**RECORDS SHOWN**
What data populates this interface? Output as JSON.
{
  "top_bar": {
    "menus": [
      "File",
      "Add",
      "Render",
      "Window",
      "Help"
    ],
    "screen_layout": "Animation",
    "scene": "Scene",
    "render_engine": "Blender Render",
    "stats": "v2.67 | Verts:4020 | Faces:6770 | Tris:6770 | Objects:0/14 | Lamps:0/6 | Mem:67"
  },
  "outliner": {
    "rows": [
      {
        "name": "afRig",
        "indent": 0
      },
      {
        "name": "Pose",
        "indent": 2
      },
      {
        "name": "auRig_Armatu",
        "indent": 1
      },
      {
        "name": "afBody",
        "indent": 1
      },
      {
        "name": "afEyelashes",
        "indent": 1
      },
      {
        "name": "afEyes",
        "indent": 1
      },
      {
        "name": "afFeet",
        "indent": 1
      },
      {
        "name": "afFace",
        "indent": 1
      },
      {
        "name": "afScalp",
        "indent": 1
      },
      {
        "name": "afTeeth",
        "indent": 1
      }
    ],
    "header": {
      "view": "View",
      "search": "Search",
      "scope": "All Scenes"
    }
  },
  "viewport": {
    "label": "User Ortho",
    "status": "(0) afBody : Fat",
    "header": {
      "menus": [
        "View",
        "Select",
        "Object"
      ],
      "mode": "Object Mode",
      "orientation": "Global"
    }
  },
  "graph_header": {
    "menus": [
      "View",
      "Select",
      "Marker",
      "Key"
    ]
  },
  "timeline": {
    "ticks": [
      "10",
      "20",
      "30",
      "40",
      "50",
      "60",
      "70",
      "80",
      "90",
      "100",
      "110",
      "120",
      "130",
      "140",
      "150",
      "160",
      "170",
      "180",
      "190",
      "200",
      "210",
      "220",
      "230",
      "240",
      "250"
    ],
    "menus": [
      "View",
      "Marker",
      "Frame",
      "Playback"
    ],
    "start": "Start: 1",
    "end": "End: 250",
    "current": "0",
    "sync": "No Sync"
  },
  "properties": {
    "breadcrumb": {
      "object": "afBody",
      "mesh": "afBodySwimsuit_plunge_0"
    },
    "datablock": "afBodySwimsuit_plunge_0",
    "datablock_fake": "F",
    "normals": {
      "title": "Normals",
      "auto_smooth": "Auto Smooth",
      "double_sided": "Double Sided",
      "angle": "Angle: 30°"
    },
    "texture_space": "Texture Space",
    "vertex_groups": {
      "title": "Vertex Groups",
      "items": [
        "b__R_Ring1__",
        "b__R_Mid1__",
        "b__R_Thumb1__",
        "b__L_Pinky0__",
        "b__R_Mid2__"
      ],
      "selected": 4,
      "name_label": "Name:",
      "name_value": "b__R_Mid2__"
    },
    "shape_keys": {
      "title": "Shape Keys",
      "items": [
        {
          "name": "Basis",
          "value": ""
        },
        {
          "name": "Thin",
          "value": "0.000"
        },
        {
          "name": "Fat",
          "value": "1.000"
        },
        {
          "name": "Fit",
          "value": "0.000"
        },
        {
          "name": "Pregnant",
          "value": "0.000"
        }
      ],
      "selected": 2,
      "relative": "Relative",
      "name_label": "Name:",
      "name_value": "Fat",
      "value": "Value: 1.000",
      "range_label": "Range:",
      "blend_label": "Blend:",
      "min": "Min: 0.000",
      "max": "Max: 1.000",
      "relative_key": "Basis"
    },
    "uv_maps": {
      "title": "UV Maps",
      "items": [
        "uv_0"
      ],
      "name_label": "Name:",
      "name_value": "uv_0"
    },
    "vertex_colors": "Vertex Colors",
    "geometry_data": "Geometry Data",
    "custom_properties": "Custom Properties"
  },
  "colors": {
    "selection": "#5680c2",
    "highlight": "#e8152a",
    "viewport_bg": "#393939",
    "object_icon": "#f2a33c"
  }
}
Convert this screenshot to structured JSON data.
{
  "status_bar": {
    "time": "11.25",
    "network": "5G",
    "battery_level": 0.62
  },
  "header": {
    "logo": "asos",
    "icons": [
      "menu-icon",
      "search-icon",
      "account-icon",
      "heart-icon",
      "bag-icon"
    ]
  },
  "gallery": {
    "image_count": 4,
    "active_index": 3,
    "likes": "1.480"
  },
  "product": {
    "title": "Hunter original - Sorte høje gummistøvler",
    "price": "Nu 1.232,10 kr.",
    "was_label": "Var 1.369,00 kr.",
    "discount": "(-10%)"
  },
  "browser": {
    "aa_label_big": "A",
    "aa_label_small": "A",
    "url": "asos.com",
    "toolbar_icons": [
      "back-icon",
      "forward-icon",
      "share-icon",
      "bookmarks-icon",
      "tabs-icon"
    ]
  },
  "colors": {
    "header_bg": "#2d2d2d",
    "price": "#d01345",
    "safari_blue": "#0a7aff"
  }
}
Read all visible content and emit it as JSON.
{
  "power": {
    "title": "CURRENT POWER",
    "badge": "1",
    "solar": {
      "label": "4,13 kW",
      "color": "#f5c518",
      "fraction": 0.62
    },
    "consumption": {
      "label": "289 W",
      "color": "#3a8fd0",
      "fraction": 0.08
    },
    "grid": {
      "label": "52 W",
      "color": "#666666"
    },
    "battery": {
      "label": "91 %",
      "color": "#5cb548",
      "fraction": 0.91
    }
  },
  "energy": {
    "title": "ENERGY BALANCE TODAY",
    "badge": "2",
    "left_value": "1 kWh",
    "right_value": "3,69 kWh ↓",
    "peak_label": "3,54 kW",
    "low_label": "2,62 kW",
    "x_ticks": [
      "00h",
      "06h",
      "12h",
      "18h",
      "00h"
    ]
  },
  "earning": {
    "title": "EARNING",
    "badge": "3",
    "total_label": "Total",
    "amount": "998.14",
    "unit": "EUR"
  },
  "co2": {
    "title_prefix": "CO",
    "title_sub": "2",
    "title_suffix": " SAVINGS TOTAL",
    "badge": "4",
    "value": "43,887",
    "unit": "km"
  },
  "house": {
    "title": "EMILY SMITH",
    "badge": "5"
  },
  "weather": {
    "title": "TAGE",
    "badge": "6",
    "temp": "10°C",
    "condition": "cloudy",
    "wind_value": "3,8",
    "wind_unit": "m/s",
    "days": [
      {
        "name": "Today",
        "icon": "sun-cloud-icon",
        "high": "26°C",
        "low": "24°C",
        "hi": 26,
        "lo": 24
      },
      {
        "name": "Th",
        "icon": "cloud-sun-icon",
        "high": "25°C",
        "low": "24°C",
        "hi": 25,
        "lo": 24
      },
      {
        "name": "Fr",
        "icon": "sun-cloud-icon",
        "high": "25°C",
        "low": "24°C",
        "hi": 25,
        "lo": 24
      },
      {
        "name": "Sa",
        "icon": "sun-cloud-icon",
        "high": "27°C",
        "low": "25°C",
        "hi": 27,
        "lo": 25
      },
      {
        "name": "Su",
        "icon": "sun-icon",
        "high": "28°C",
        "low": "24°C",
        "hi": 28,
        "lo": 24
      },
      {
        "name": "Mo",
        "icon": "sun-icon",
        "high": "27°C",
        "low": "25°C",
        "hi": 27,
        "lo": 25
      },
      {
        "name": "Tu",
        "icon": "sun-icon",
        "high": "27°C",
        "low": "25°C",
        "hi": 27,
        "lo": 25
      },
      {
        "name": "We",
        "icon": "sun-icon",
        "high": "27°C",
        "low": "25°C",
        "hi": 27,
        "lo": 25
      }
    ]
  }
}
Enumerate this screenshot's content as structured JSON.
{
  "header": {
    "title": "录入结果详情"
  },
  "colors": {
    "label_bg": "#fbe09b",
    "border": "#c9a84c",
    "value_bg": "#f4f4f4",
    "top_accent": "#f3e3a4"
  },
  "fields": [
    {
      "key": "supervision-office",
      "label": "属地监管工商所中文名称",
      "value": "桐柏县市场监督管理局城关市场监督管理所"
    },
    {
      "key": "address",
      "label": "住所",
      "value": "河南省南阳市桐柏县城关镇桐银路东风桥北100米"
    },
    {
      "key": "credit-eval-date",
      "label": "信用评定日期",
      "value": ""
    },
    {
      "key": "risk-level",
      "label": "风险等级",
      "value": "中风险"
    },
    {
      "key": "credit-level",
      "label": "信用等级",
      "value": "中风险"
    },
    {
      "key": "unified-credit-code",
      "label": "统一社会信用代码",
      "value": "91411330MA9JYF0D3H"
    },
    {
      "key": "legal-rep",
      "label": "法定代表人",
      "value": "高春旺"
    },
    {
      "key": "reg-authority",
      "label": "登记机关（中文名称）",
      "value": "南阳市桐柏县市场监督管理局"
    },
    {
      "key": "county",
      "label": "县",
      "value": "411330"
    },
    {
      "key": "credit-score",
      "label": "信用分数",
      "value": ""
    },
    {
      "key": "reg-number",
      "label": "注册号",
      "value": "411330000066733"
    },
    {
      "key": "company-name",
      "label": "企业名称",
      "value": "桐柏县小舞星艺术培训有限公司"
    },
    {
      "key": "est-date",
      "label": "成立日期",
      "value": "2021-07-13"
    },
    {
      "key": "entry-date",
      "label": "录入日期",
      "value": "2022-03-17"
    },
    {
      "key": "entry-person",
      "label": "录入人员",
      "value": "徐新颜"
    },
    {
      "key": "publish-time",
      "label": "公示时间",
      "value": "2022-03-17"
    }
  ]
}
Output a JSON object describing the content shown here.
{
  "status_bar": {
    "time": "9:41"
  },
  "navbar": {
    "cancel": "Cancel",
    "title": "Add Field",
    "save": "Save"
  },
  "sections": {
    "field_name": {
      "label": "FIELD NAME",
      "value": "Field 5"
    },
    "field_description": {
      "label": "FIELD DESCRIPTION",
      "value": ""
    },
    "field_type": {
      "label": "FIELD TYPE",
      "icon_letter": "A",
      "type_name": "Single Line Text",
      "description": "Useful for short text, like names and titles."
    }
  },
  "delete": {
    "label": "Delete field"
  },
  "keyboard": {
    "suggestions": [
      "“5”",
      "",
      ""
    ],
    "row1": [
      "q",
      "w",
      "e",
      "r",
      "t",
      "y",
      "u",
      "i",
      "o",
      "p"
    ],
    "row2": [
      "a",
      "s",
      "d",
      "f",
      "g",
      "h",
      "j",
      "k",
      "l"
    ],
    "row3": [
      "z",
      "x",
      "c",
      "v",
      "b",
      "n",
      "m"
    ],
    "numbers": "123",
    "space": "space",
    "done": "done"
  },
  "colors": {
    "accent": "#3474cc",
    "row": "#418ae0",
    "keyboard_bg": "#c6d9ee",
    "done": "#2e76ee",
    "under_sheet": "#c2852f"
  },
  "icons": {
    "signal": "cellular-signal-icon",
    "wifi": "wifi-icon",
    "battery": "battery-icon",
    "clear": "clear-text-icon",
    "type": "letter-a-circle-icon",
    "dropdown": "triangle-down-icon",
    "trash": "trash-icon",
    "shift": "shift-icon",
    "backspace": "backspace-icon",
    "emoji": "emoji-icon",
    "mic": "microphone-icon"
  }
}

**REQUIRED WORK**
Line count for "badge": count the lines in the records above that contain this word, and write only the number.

**FINISHED EXERCISE**
6